*Go to a movie by yourself. Even if you are not interested in the movie (no kid’s movie) it is a great spot for a quiet adult only nap.

Self-care is something we all do to take care of ourselves: mentally, emotionally, physically, nutritionally, and spiritually. Having insight and developing new skills will help you deal with stress and manage difficulties in everyday life.

Kelly Scafidi, MSW, LCSW, DT
Licensed Clinical Social Worker
Developmental Therapist
Sources:

Infant Sign Language and Your Child

Is it okay to use infant (“baby”) signs with my child?

Throughout my time working with families and talking with friends, I have come across a common misconception or worry that the use of infant sign language will slow or even prevent verbal language development. However, that is simply not the case.

So, quick answer to the title question above: Absolutely yes!

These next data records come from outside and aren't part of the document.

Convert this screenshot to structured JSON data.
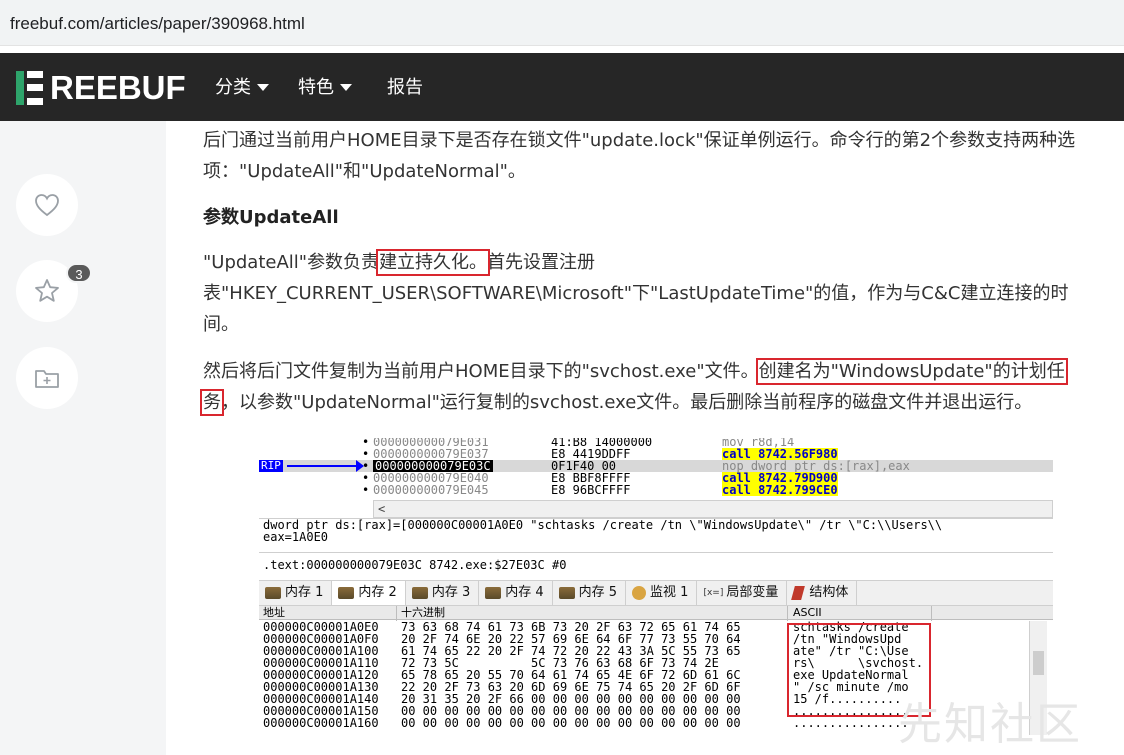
{
  "browser": {
    "url": "freebuf.com/articles/paper/390968.html"
  },
  "nav": {
    "logo_text": "REEBUF",
    "items": [
      {
        "label": "分类",
        "has_caret": true
      },
      {
        "label": "特色",
        "has_caret": true
      },
      {
        "label": "报告",
        "has_caret": false
      }
    ]
  },
  "actions": {
    "favorite_count": "3"
  },
  "article": {
    "p1_line1": "后门通过当前用户HOME目录下是否存在锁文件\"update.lock\"保证单例运行。命令行的第2个参数支持两种选",
    "p1_line2": "项：\"UpdateAll\"和\"UpdateNormal\"。",
    "heading": "参数UpdateAll",
    "p2_a": "\"UpdateAll\"参数负责",
    "p2_hl": "建立持久化。",
    "p2_b": "首先设置注册",
    "p2_line2": "表\"HKEY_CURRENT_USER\\SOFTWARE\\Microsoft\"下\"LastUpdateTime\"的值，作为与C&C建立连接的时",
    "p2_line3": "间。",
    "p3_a": "然后将后门文件复制为当前用户HOME目录下的\"svchost.exe\"文件。",
    "p3_hl1": "创建名为\"WindowsUpdate\"的计划任",
    "p3_hl2": "务",
    "p3_b": "，以参数\"UpdateNormal\"运行复制的svchost.exe文件。最后删除当前程序的磁盘文件并退出运行。"
  },
  "debugger": {
    "rip_label": "RIP",
    "disasm_rows": [
      {
        "addr": "000000000079E031",
        "bytes": "41:B8 14000000",
        "ins": "mov r8d,14",
        "call": false
      },
      {
        "addr": "000000000079E037",
        "bytes": "E8 4419DDFF",
        "ins": "call 8742.56F980",
        "call": true
      },
      {
        "addr": "000000000079E03C",
        "bytes": "0F1F40 00",
        "ins": "nop dword ptr ds:[rax],eax",
        "call": false
      },
      {
        "addr": "000000000079E040",
        "bytes": "E8 BBF8FFFF",
        "ins": "call 8742.79D900",
        "call": true
      },
      {
        "addr": "000000000079E045",
        "bytes": "E8 96BCFFFF",
        "ins": "call 8742.799CE0",
        "call": true
      }
    ],
    "scroll_glyph": "<",
    "info_line1": "dword ptr ds:[rax]=[000000C00001A0E0 \"schtasks /create /tn \\\"WindowsUpdate\\\" /tr \\\"C:\\\\Users\\\\",
    "info_line2": "eax=1A0E0",
    "info_line3": ".text:000000000079E03C 8742.exe:$27E03C #0",
    "tabs": [
      {
        "label": "内存 1",
        "active": false
      },
      {
        "label": "内存 2",
        "active": true
      },
      {
        "label": "内存 3",
        "active": false
      },
      {
        "label": "内存 4",
        "active": false
      },
      {
        "label": "内存 5",
        "active": false
      },
      {
        "label": "监视 1",
        "active": false
      },
      {
        "label": "局部变量",
        "active": false
      },
      {
        "label": "结构体",
        "active": false
      }
    ],
    "locals_prefix": "[x=]",
    "hex_headers": {
      "addr": "地址",
      "hex": "十六进制",
      "ascii": "ASCII"
    },
    "hex_rows": [
      {
        "addr": "000000C00001A0E0",
        "hex": "73 63 68 74 61 73 6B 73 20 2F 63 72 65 61 74 65",
        "ascii": "schtasks /create"
      },
      {
        "addr": "000000C00001A0F0",
        "hex": "20 2F 74 6E 20 22 57 69 6E 64 6F 77 73 55 70 64",
        "ascii": " /tn \"WindowsUpd"
      },
      {
        "addr": "000000C00001A100",
        "hex": "61 74 65 22 20 2F 74 72 20 22 43 3A 5C 55 73 65",
        "ascii": "ate\" /tr \"C:\\Use"
      },
      {
        "addr": "000000C00001A110",
        "hex": "72 73 5C          5C 73 76 63 68 6F 73 74 2E",
        "ascii": "rs\\      \\svchost."
      },
      {
        "addr": "000000C00001A120",
        "hex": "65 78 65 20 55 70 64 61 74 65 4E 6F 72 6D 61 6C",
        "ascii": "exe UpdateNormal"
      },
      {
        "addr": "000000C00001A130",
        "hex": "22 20 2F 73 63 20 6D 69 6E 75 74 65 20 2F 6D 6F",
        "ascii": "\" /sc minute /mo"
      },
      {
        "addr": "000000C00001A140",
        "hex": "20 31 35 20 2F 66 00 00 00 00 00 00 00 00 00 00",
        "ascii": " 15 /f.........."
      },
      {
        "addr": "000000C00001A150",
        "hex": "00 00 00 00 00 00 00 00 00 00 00 00 00 00 00 00",
        "ascii": "................"
      },
      {
        "addr": "000000C00001A160",
        "hex": "00 00 00 00 00 00 00 00 00 00 00 00 00 00 00 00",
        "ascii": "................"
      }
    ]
  },
  "watermark": "先知社区",
  "colors": {
    "brand_green": "#2ea46b",
    "highlight_red": "#d9262e",
    "nav_bg": "#262626"
  }
}
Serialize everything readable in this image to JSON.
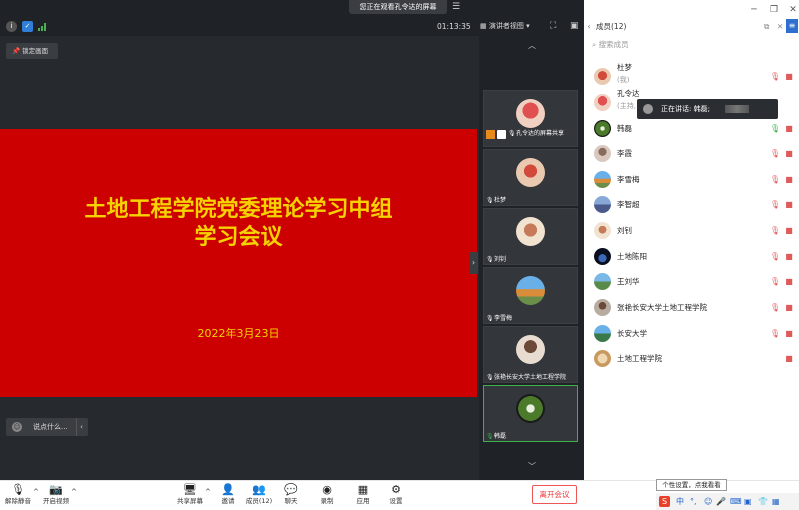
{
  "window": {
    "banner": "您正在观看孔令达的屏幕",
    "timer": "01:13:35",
    "view_mode": "演讲者视图"
  },
  "main": {
    "lock_screen": "锁定画面",
    "slide_title_line1": "土地工程学院党委理论学习中组",
    "slide_title_line2": "学习会议",
    "slide_date": "2022年3月23日",
    "chat_placeholder": "说点什么..."
  },
  "strip": {
    "tiles": [
      {
        "name": "孔令达的屏幕共享"
      },
      {
        "name": "杜梦"
      },
      {
        "name": "刘钊"
      },
      {
        "name": "李雪梅"
      },
      {
        "name": "张艳长安大学土地工程学院"
      },
      {
        "name": "韩磊"
      }
    ]
  },
  "panel": {
    "title": "成员(12)",
    "search_placeholder": "搜索成员",
    "speaking": "正在讲话: 韩磊;",
    "members": [
      {
        "name": "杜梦",
        "sub": "(我)"
      },
      {
        "name": "孔令达",
        "sub": "(主持,"
      },
      {
        "name": "韩磊"
      },
      {
        "name": "李霞"
      },
      {
        "name": "李雪梅"
      },
      {
        "name": "李智超"
      },
      {
        "name": "刘钊"
      },
      {
        "name": "土地陈阳"
      },
      {
        "name": "王刘华"
      },
      {
        "name": "张艳长安大学土地工程学院"
      },
      {
        "name": "长安大学"
      },
      {
        "name": "土地工程学院"
      }
    ]
  },
  "toolbar": {
    "unmute": "解除静音",
    "start_video": "开启视频",
    "share": "共享屏幕",
    "invite": "邀请",
    "members": "成员(12)",
    "chat": "聊天",
    "record": "录制",
    "apps": "应用",
    "settings": "设置",
    "leave": "离开会议"
  },
  "ime": {
    "tooltip": "个性设置，点我看看",
    "lang": "中"
  }
}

A language is a system of symbols that signify meaning to others, specifically those that understand that same system. A sign is a symbol just like a verbally spoken word is a symbol. So regardless of mode, signing ‘more’ or saying, “more” aloud, they are using a specific symbol to communicate a specific want or need.

The recommendation is for infant signs to be introduced to typically developing babies around six to eight months of age. Their use has been shown to reduce frustration (both parent and child) and facilitate language development. They also play a huge role with babies/toddlers that have delayed speech-language development.

Children learn to imitate and use gestures (like waving, pointing) before they learn to imitate and use sounds in words. Signs come in especially handy during this time, when children have the capacity to use language, but their mouths cannot yet execute the complex movements required for speech. The use of these signs facilitates joint attention, teaches cause-effect, builds imitation skills, and helps establish bonds between child and caregiver, all of which are vital skills preceding use of sounds and words.

It is in our nature to take the path of least resistance, that is, as soon as kids are able to use words, they drop the infant signs. Many times, the signs that they were using consistently become their first verbally spoken words.

Please see below for a few examples of infant signs (images via Boardmaker).

Ana Thrall, MS, CF-SLP

Speech-Language Pathologist

Frequently Asked Questions about Augmentative and Alternative Communication (AAC)

What is AAC?

AAC is a term used to describe any method of communication that adds to or “augments” speech. This can include anything from signs and gestures, to picture symbols or even high-tech devices involving computer technology.

Will AAC impact language development?

The use of AAC will not delay or impede language development, and often can help improve spoken language. It also allows for many individuals to express themselves fully when spoken language may be difficult.

Who uses AAC?

Anyone who has difficulty expressing themselves via spoken language may benefit from AAC. AAC users may have limited spoken language, unclear speech, or find spoken language difficult in social settings. The cause of the communication impairment may be present at birth (autism or cerebral palsy), occurring later in life due to injury or illness (stroke or head injury), or may worsen throughout the person’s life.

How do I know if AAC is right for my child?

Your child’s speech-language pathologist (SLP) can help guide you through the decision process. You may notice that your child is already using simple AAC such as signs and gestures in his therapy sessions. If a more robust system would be beneficial for your child, your child’s SLP may recommend a more comprehensive evaluation in which various professionals can help select the most appropriate system.

Meryl Schnapp M.A., CCC-SLP
Speech-Language Pathologist